• [Problem] Go through the records and show each line where the word "kind" occurs.

┏━━

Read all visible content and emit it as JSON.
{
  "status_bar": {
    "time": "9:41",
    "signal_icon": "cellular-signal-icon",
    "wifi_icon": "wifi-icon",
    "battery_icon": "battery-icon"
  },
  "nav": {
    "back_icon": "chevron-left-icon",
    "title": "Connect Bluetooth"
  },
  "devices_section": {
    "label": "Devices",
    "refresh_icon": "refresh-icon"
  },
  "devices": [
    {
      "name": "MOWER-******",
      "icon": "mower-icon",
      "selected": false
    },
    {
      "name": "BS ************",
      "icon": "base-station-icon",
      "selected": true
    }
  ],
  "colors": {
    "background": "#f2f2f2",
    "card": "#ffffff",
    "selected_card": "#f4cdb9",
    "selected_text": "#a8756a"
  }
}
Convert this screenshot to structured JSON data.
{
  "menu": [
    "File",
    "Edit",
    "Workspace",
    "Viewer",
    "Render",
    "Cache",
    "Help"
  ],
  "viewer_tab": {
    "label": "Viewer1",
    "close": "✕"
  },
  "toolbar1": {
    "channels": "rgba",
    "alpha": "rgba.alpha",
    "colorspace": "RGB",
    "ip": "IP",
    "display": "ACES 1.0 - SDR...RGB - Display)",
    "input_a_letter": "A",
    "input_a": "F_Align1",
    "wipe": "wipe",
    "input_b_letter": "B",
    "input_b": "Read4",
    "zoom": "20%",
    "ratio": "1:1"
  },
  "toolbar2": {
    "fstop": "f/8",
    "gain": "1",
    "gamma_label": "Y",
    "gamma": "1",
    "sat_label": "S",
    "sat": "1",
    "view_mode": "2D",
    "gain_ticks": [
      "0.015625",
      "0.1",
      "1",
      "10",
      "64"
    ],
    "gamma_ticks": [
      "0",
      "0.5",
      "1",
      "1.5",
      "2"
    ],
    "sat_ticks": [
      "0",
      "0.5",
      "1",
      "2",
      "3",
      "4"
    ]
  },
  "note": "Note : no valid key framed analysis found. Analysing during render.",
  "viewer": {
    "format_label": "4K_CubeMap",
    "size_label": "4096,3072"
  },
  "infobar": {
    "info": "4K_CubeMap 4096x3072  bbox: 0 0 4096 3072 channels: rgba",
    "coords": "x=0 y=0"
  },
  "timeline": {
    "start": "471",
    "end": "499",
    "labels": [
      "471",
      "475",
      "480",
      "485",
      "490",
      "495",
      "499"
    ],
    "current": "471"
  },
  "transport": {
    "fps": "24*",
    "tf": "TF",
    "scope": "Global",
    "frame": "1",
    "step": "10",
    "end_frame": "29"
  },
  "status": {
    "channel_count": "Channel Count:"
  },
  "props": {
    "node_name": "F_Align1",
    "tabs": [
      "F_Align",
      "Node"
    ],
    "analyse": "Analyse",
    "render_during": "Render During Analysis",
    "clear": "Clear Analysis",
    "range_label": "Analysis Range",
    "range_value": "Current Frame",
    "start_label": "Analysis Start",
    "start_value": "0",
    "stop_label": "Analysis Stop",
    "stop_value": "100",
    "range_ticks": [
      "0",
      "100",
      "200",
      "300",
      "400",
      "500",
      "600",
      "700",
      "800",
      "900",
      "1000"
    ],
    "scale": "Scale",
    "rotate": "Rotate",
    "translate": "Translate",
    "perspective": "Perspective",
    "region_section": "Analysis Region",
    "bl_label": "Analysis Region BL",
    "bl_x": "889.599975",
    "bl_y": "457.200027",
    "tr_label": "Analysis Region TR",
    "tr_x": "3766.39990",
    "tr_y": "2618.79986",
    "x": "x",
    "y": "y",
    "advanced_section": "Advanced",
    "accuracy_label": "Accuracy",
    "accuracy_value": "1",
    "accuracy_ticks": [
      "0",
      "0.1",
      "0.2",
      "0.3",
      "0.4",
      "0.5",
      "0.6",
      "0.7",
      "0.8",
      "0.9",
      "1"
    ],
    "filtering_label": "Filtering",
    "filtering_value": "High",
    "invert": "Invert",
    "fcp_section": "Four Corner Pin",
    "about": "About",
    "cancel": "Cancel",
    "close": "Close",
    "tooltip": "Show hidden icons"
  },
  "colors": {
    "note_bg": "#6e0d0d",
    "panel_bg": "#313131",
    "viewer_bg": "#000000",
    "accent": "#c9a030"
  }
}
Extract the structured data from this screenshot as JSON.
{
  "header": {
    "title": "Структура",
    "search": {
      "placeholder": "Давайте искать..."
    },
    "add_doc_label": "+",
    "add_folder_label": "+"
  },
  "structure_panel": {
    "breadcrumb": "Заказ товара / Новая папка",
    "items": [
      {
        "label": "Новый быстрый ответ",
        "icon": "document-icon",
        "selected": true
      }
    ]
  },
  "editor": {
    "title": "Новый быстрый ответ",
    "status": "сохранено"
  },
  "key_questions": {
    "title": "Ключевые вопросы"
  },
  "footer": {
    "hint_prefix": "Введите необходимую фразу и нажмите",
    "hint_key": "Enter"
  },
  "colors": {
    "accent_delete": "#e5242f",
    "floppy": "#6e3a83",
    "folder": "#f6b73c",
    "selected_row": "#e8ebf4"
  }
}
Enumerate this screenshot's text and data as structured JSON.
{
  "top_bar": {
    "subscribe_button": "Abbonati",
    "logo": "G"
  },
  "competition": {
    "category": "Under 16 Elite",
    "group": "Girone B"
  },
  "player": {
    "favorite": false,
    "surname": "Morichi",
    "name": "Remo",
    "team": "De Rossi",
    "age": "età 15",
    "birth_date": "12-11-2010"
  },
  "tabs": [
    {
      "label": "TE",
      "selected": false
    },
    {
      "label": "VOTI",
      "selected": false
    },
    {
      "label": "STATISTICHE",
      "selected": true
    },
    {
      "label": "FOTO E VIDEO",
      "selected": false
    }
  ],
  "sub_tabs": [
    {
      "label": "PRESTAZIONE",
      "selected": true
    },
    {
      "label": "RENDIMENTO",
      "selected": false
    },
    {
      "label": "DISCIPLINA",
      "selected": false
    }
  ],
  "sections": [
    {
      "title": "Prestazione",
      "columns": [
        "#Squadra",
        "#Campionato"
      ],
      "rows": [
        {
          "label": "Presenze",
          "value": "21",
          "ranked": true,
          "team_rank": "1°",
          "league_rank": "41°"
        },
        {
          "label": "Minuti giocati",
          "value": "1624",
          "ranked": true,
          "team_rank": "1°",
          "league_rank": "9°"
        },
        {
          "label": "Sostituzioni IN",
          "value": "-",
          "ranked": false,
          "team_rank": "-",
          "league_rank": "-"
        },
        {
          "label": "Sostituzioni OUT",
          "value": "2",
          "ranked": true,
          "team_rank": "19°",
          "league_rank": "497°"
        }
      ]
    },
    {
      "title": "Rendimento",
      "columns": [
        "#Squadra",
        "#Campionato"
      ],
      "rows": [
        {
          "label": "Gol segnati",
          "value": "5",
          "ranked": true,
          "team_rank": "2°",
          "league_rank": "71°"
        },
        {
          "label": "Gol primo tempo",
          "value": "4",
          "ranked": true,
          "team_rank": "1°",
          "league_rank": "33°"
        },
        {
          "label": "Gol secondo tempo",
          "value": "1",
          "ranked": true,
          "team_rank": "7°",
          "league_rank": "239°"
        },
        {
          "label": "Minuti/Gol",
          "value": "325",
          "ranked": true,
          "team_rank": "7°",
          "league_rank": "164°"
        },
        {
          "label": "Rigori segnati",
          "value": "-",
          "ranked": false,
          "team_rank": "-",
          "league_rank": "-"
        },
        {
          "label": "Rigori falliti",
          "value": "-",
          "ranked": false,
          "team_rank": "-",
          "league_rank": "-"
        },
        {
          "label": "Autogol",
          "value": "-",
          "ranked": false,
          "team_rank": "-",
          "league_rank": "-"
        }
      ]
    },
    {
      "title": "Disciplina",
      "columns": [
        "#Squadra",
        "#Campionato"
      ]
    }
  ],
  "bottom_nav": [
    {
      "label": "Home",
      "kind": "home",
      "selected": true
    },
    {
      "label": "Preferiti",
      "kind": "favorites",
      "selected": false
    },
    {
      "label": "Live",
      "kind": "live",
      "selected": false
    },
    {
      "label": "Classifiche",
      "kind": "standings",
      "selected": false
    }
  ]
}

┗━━

• [Written response]
      "kind": "home",
      "kind": "favorites",
      "kind": "live",
      "kind": "standings",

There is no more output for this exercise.